It might take that little bit longer for him to understand how and why you want him to move his body in this way. But he will soon figure it out, the light will turn on, the penny will drop. It all takes patience, every individual is different, this goes for both horse and rider! Everyone has a different learning style. 🙂
2. Relax and enjoy the training and the progress
Relax, probably a thought far in the back of your mind when things are all going pear shaped. Those sloppy transitions, those pacing strides in between canter and trot…. But funny enough when you relax take that deep breath and think about what you are doing, the hose relaxes.  Just remember to SMILE, it helps 🙂 trust me ! He is only reverting back to what he feels is natural and what he feels is correct!
Thinking about WHY you are asking something and HOW you are asking.
Does he UNDERSTAND what you are asking, make it achievable & enjoyable.

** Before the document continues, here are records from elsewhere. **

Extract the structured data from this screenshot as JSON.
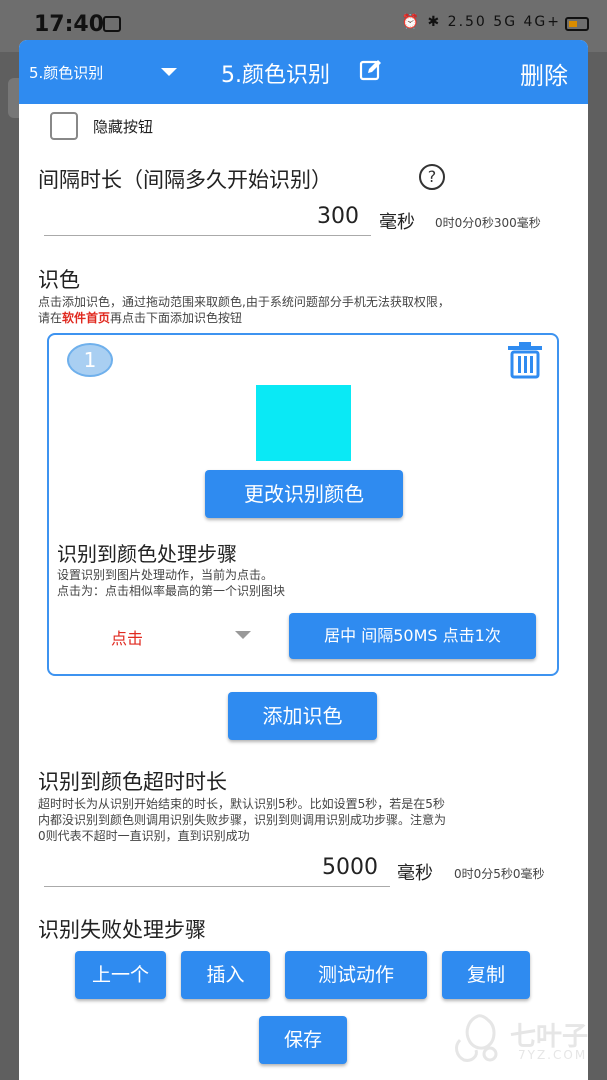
{
  "status_bar": {
    "time": "17:40",
    "icons_text": "⏰ ✱ 2.50 5G 4G+"
  },
  "header": {
    "selector_value": "5.颜色识别",
    "title": "5.颜色识别",
    "delete_label": "删除"
  },
  "hide_button": {
    "label": "隐藏按钮"
  },
  "interval": {
    "title": "间隔时长（间隔多久开始识别）",
    "help": "?",
    "value": "300",
    "unit": "毫秒",
    "readout": "0时0分0秒300毫秒"
  },
  "recognize": {
    "title": "识色",
    "desc_line1": "点击添加识色，通过拖动范围来取颜色,由于系统问题部分手机无法获取权限，",
    "desc_line2_prefix": "请在",
    "desc_line2_link": "软件首页",
    "desc_line2_suffix": "再点击下面添加识色按钮"
  },
  "color_card": {
    "index": "1",
    "swatch_color": "#0ae9f5",
    "change_button": "更改识别颜色",
    "step_title": "识别到颜色处理步骤",
    "step_desc1": "设置识别到图片处理动作，当前为点击。",
    "step_desc2": "点击为：点击相似率最高的第一个识别图块",
    "mode": "点击",
    "action_button": "居中 间隔50MS 点击1次"
  },
  "add_button": "添加识色",
  "timeout": {
    "title": "识别到颜色超时时长",
    "desc1": "超时时长为从识别开始结束的时长，默认识别5秒。比如设置5秒，若是在5秒",
    "desc2": "内都没识别到颜色则调用识别失败步骤，识别到则调用识别成功步骤。注意为",
    "desc3": "0则代表不超时一直识别，直到识别成功",
    "value": "5000",
    "unit": "毫秒",
    "readout": "0时0分5秒0毫秒"
  },
  "fail": {
    "title": "识别失败处理步骤"
  },
  "actions": {
    "prev": "上一个",
    "insert": "插入",
    "test": "测试动作",
    "copy": "复制",
    "save": "保存"
  },
  "watermark": {
    "text": "七叶子",
    "sub": "7YZ.COM"
  },
  "colors": {
    "accent": "#2f8bf0",
    "danger": "#e0291f"
  }
}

Keeping the aims within reach each session and keeping it positive definitely helps boost his confidence.
For example for me at the moment leg yields and shoulder-ins. Don’t make it hard! Pick a few strides at a time, pick a line, choose an achievable angle, control the pace- keep the impulsion going in a positive way. There is always NEXT time round to start asking for more angle.
3. Reward, Reward, Reward!! KEEP IT POSITIVE !
I always want things to be PERFECT, it frustrated me not having everything “perfect”. . NOT everything is perfect really ate away at me…I use to dwell on my rides, It really did! All I wanted was perfection!  I wanted perfection without putting the hard yards in!HOWEVER as I have learnt over the recent years….nothing is PERFECT, no horse is perfect, no rider is perfect. You have to TRAIN and WORK HARD to make your self close to being perfection!I NEVER use to reward, crazy isn’t it. Such a simple training aid and I wasn’t even considering having it part of my riding!?! Needless to say I reward so much more now! As it has given me more positive results !Even the small things, for example an ordinary transition. Still ” gooood boy” followed by a pat, he tried.. the effort was there, the intention was there.
99% chance it was the rider (yes me!) not setting up and/or asking the transition correctly. As one wise rider (Charlotte, my idol) would say it’s the case of pat the horse slap the rider. BUT I will do the transition again, and again until we make progress or should I say I make progress and it reflects in the horse!?!
I ensure each time I make that effort to reward, rewarding to me is encouraging the horse, letting him know YES you are doing a GOOD job! You want to encourage him with his work, after all it’s a foreign language to him.
Riding isn’t suppose to be a chore, you are to enjoy the journey… otherwise how is your horse suppose to enjoy it!?
Happy riding 🙂
Arnie & I always enjoy a selfie 🙂
 Arniwho Selfie Standardbred